Top of Given records

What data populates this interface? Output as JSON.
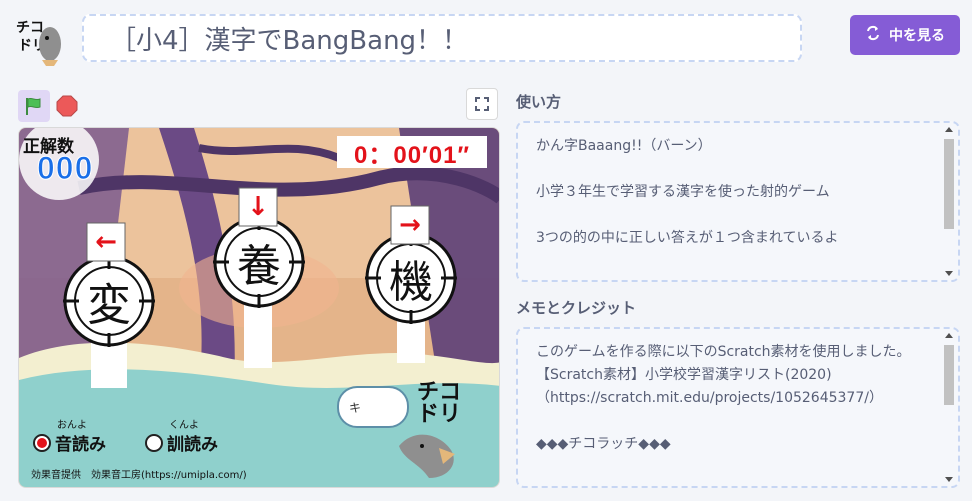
{
  "header": {
    "title": "［小4］漢字でBangBang！！",
    "see_inside_label": "中を見る",
    "avatar_text": "チコ\nドリ"
  },
  "stage": {
    "score_label": "正解数",
    "score_value": "000",
    "timer": "0：00′01″",
    "targets": [
      {
        "char": "変",
        "arrow": "←"
      },
      {
        "char": "養",
        "arrow": "↓"
      },
      {
        "char": "機",
        "arrow": "→"
      }
    ],
    "reading_options": [
      {
        "ruby": "おんよ",
        "label": "音読み",
        "selected": true
      },
      {
        "ruby": "くんよ",
        "label": "訓読み",
        "selected": false
      }
    ],
    "speech_text": "キ",
    "brand": "チコ\nドリ",
    "credit": "効果音提供　効果音工房(https://umipla.com/)"
  },
  "instructions": {
    "title": "使い方",
    "lines": [
      "かん字Baaang!!（バーン）",
      "",
      "小学３年生で学習する漢字を使った射的ゲーム",
      "",
      "3つの的の中に正しい答えが１つ含まれているよ"
    ]
  },
  "notes": {
    "title": "メモとクレジット",
    "lines": [
      "このゲームを作る際に以下のScratch素材を使用しました。",
      "【Scratch素材】小学校学習漢字リスト(2020)",
      "（https://scratch.mit.edu/projects/1052645377/）",
      "",
      "◆◆◆チコラッチ◆◆◆"
    ]
  },
  "colors": {
    "accent": "#855cd6",
    "flag": "#4cbf56",
    "stop": "#ec5959",
    "timer_red": "#e3121a",
    "score_blue": "#1a6fe8"
  }
}
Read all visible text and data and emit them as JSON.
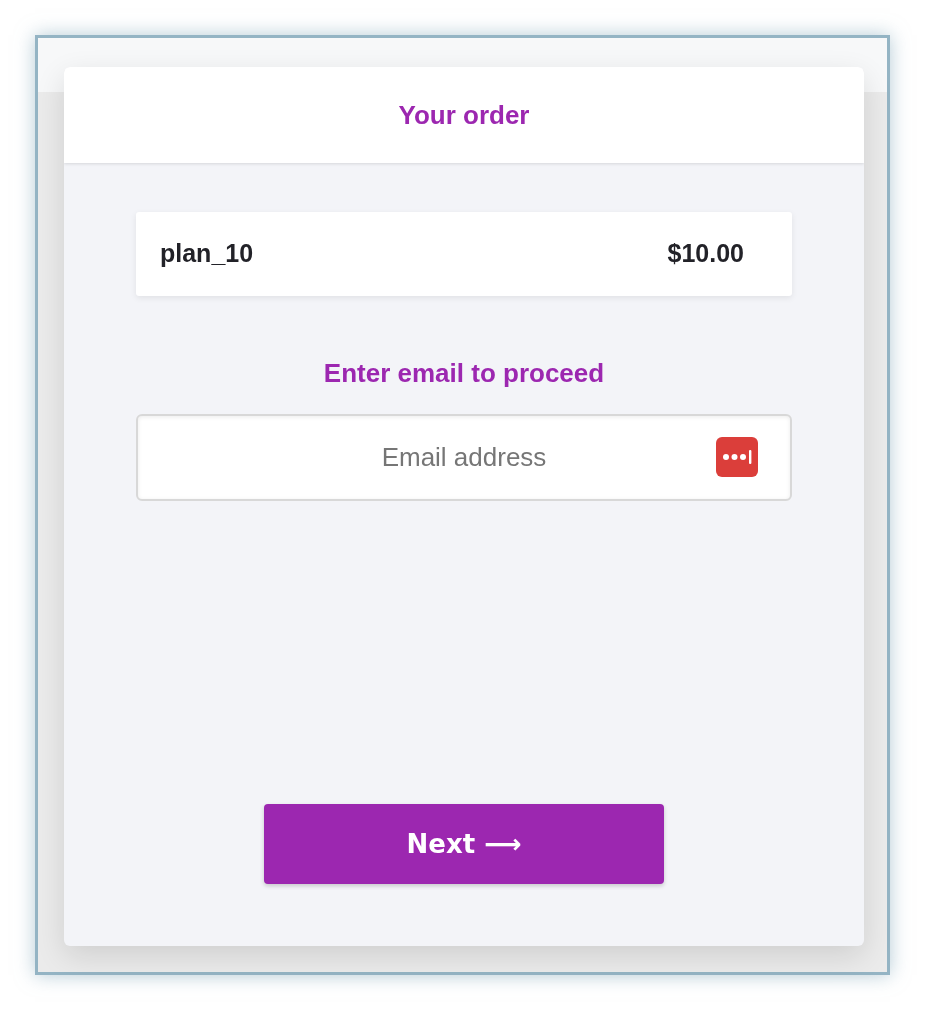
{
  "header": {
    "title": "Your order"
  },
  "order_items": [
    {
      "name": "plan_10",
      "price": "$10.00"
    }
  ],
  "email_section": {
    "heading": "Enter email to proceed",
    "placeholder": "Email address"
  },
  "next_button": {
    "label": "Next ⟶"
  }
}
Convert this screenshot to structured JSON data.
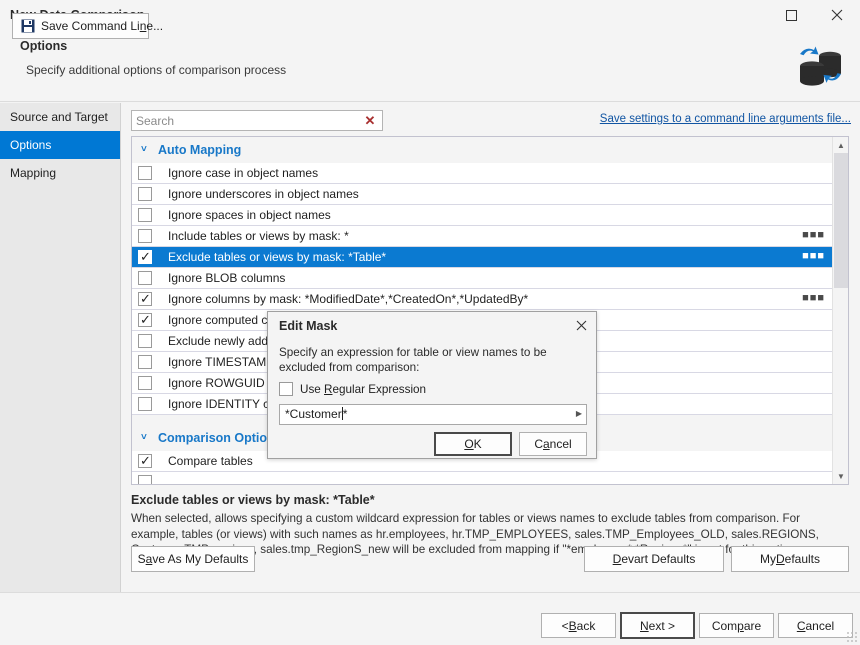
{
  "window": {
    "title": "New Data Comparison",
    "maximize_icon": "maximize-icon",
    "close_icon": "close-icon"
  },
  "header": {
    "title": "Options",
    "subtitle": "Specify additional options of comparison process",
    "logo_icon": "database-sync-logo"
  },
  "sidebar": {
    "items": [
      {
        "label": "Source and Target",
        "active": false
      },
      {
        "label": "Options",
        "active": true
      },
      {
        "label": "Mapping",
        "active": false
      }
    ]
  },
  "search": {
    "value": "",
    "placeholder": "Search",
    "clear_icon": "clear-x-icon"
  },
  "save_settings_link": "Save settings to a command line arguments file...",
  "options_list": {
    "groups": [
      {
        "name": "Auto Mapping",
        "chevron": "˅",
        "rows": [
          {
            "label": "Ignore case in object names",
            "checked": false,
            "selected": false,
            "ellipsis": false
          },
          {
            "label": "Ignore underscores in object names",
            "checked": false,
            "selected": false,
            "ellipsis": false
          },
          {
            "label": "Ignore spaces in object names",
            "checked": false,
            "selected": false,
            "ellipsis": false
          },
          {
            "label": "Include tables or views by mask: *",
            "checked": false,
            "selected": false,
            "ellipsis": true
          },
          {
            "label": "Exclude tables or views by mask: *Table*",
            "checked": true,
            "selected": true,
            "ellipsis": true
          },
          {
            "label": "Ignore BLOB columns",
            "checked": false,
            "selected": false,
            "ellipsis": false
          },
          {
            "label": "Ignore columns by mask: *ModifiedDate*,*CreatedOn*,*UpdatedBy*",
            "checked": true,
            "selected": false,
            "ellipsis": true
          },
          {
            "label": "Ignore computed columns",
            "checked": true,
            "selected": false,
            "ellipsis": false
          },
          {
            "label": "Exclude newly added objects",
            "checked": false,
            "selected": false,
            "ellipsis": false
          },
          {
            "label": "Ignore TIMESTAMP columns",
            "checked": false,
            "selected": false,
            "ellipsis": false
          },
          {
            "label": "Ignore ROWGUID columns",
            "checked": false,
            "selected": false,
            "ellipsis": false
          },
          {
            "label": "Ignore IDENTITY columns",
            "checked": false,
            "selected": false,
            "ellipsis": false
          }
        ]
      },
      {
        "name": "Comparison Options",
        "chevron": "˅",
        "rows": [
          {
            "label": "Compare tables",
            "checked": true,
            "selected": false,
            "ellipsis": false
          },
          {
            "label": "",
            "checked": false,
            "selected": false,
            "ellipsis": false
          }
        ]
      }
    ],
    "scroll_up_icon": "scroll-up-arrow-icon",
    "scroll_down_icon": "scroll-down-arrow-icon"
  },
  "description": {
    "title": "Exclude tables or views by mask: *Table*",
    "body": "When selected, allows specifying a custom wildcard expression for tables or views names to exclude tables from comparison. For example, tables (or views) with such names as hr.employees, hr.TMP_EMPLOYEES, sales.TMP_Employees_OLD, sales.REGIONS, Customer.TMP_regions, sales.tmp_RegionS_new will be excluded from mapping if \"*employees*,*Regions*\" is set for this option."
  },
  "defaults_buttons": {
    "save_as_my_defaults": {
      "pre": "S",
      "underline": "a",
      "post": "ve As My Defaults"
    },
    "devart_defaults": {
      "pre": "",
      "underline": "D",
      "post": "evart Defaults"
    },
    "my_defaults": {
      "pre": "My ",
      "underline": "D",
      "post": "efaults"
    }
  },
  "footer": {
    "save_command_line": {
      "pre": "Save Command Li",
      "underline": "n",
      "post": "e..."
    },
    "save_icon": "floppy-disk-icon",
    "back": {
      "pre": "< ",
      "underline": "B",
      "post": "ack"
    },
    "next": {
      "pre": "",
      "underline": "N",
      "post": "ext >"
    },
    "compare": {
      "pre": "Com",
      "underline": "p",
      "post": "are"
    },
    "cancel": {
      "pre": "",
      "underline": "C",
      "post": "ancel"
    },
    "resize_grip_icon": "resize-grip-icon"
  },
  "modal": {
    "title": "Edit Mask",
    "close_icon": "close-icon",
    "description": "Specify an expression for table or view names to be excluded from comparison:",
    "regex_checkbox": {
      "checked": false,
      "pre": "Use ",
      "underline": "R",
      "post": "egular Expression"
    },
    "input": {
      "value_before_caret": "*Customer",
      "value_after_caret": "*",
      "dropdown_icon": "dropdown-arrow-icon"
    },
    "ok": {
      "pre": "",
      "underline": "O",
      "post": "K"
    },
    "cancel": {
      "pre": "C",
      "underline": "a",
      "post": "ncel"
    }
  },
  "colors": {
    "accent_blue": "#0078d4",
    "selection_blue": "#0b7ad1",
    "link_blue": "#1155a3",
    "group_header_blue": "#1878c8",
    "window_bg": "#f4f4f4",
    "clear_red": "#a82f2f"
  }
}
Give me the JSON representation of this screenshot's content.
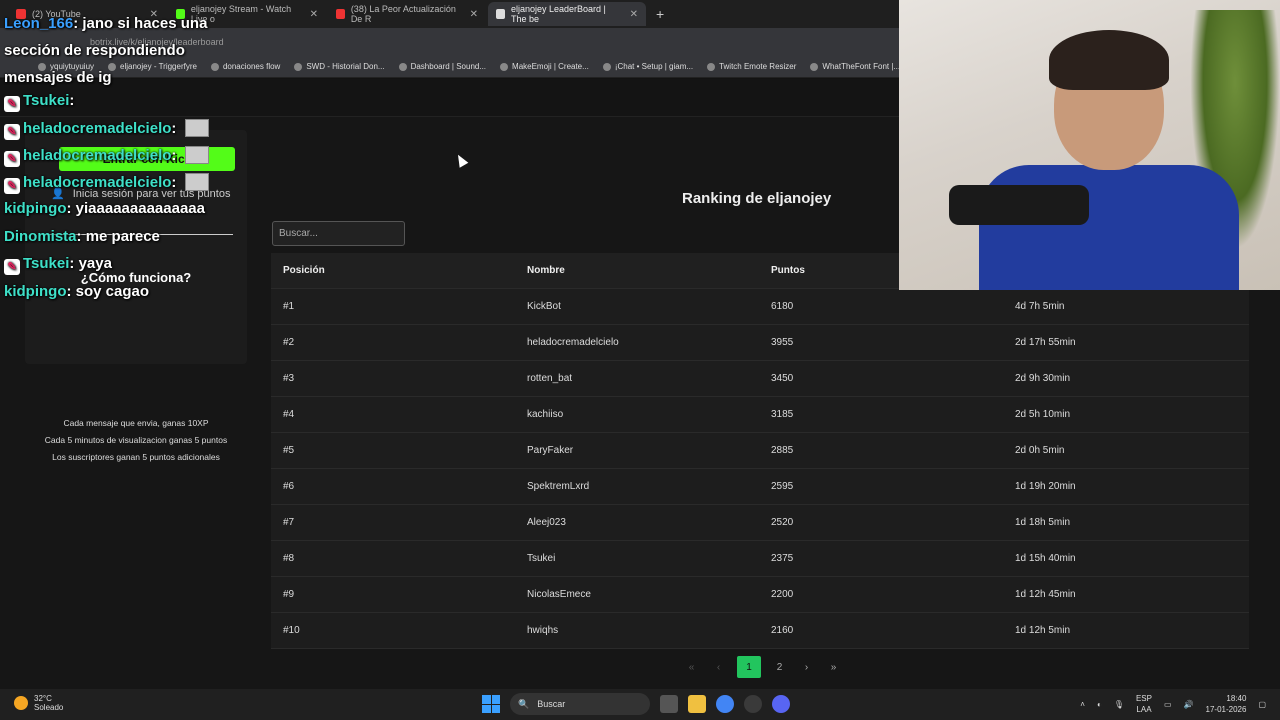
{
  "browser": {
    "tabs": [
      {
        "title": "(2) YouTube"
      },
      {
        "title": "eljanojey Stream - Watch Live o"
      },
      {
        "title": "(38) La Peor Actualización De R"
      },
      {
        "title": "eljanojey LeaderBoard | The be"
      }
    ],
    "address": "botrix.live/k/eljanojey/leaderboard",
    "bookmarks": [
      "yquiytuyuiuy",
      "eljanojey - Triggerfyre",
      "donaciones flow",
      "SWD - Historial Don...",
      "Dashboard | Sound...",
      "MakeEmoji | Create...",
      "¡Chat • Setup | giam...",
      "Twitch Emote Resizer",
      "WhatTheFont Font |..."
    ]
  },
  "sidebar": {
    "kick_button": "Entrar con Kick",
    "login_hint": "Inicia sesión para ver tus puntos",
    "how_title": "¿Cómo funciona?",
    "how_lines": [
      "Cada mensaje que envia, ganas 10XP",
      "Cada 5 minutos de visualizacion ganas 5 puntos",
      "Los suscriptores ganan 5 puntos adicionales"
    ]
  },
  "ranking": {
    "title": "Ranking de eljanojey",
    "search_placeholder": "Buscar...",
    "headers": {
      "position": "Posición",
      "name": "Nombre",
      "points": "Puntos"
    },
    "rows": [
      {
        "pos": "#1",
        "name": "KickBot",
        "points": "6180",
        "time": "4d 7h 5min"
      },
      {
        "pos": "#2",
        "name": "heladocremadelcielo",
        "points": "3955",
        "time": "2d 17h 55min"
      },
      {
        "pos": "#3",
        "name": "rotten_bat",
        "points": "3450",
        "time": "2d 9h 30min"
      },
      {
        "pos": "#4",
        "name": "kachiiso",
        "points": "3185",
        "time": "2d 5h 10min"
      },
      {
        "pos": "#5",
        "name": "ParyFaker",
        "points": "2885",
        "time": "2d 0h 5min"
      },
      {
        "pos": "#6",
        "name": "SpektremLxrd",
        "points": "2595",
        "time": "1d 19h 20min"
      },
      {
        "pos": "#7",
        "name": "Aleej023",
        "points": "2520",
        "time": "1d 18h 5min"
      },
      {
        "pos": "#8",
        "name": "Tsukei",
        "points": "2375",
        "time": "1d 15h 40min"
      },
      {
        "pos": "#9",
        "name": "NicolasEmece",
        "points": "2200",
        "time": "1d 12h 45min"
      },
      {
        "pos": "#10",
        "name": "hwiqhs",
        "points": "2160",
        "time": "1d 12h 5min"
      }
    ],
    "pages": [
      "1",
      "2"
    ],
    "current_page": "1"
  },
  "chat": [
    {
      "user": "Leon_166",
      "text": "jano si haces una sección de respondiendo mensajes de ig"
    },
    {
      "user": "Tsukei",
      "text": ""
    },
    {
      "user": "heladocremadelcielo",
      "text": ""
    },
    {
      "user": "heladocremadelcielo",
      "text": ""
    },
    {
      "user": "heladocremadelcielo",
      "text": ""
    },
    {
      "user": "kidpingo",
      "text": "yiaaaaaaaaaaaaaa"
    },
    {
      "user": "Dinomista",
      "text": "me parece"
    },
    {
      "user": "Tsukei",
      "text": "yaya"
    },
    {
      "user": "kidpingo",
      "text": "soy cagao"
    }
  ],
  "taskbar": {
    "temp": "32°C",
    "weather": "Soleado",
    "search": "Buscar",
    "lang": "ESP",
    "lang_sub": "LAA",
    "time": "18:40",
    "date": "17-01-2026"
  },
  "colors": {
    "kick_green": "#53fc18",
    "page_active": "#22c55e",
    "chat_user": "#3ee0c8"
  }
}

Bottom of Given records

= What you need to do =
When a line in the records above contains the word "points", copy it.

= Your solution =
      "points": "Puntos"
        "points": "6180",
        "points": "3955",
        "points": "3450",
        "points": "3185",
        "points": "2885",
        "points": "2595",
        "points": "2520",
        "points": "2375",
        "points": "2200",
        "points": "2160",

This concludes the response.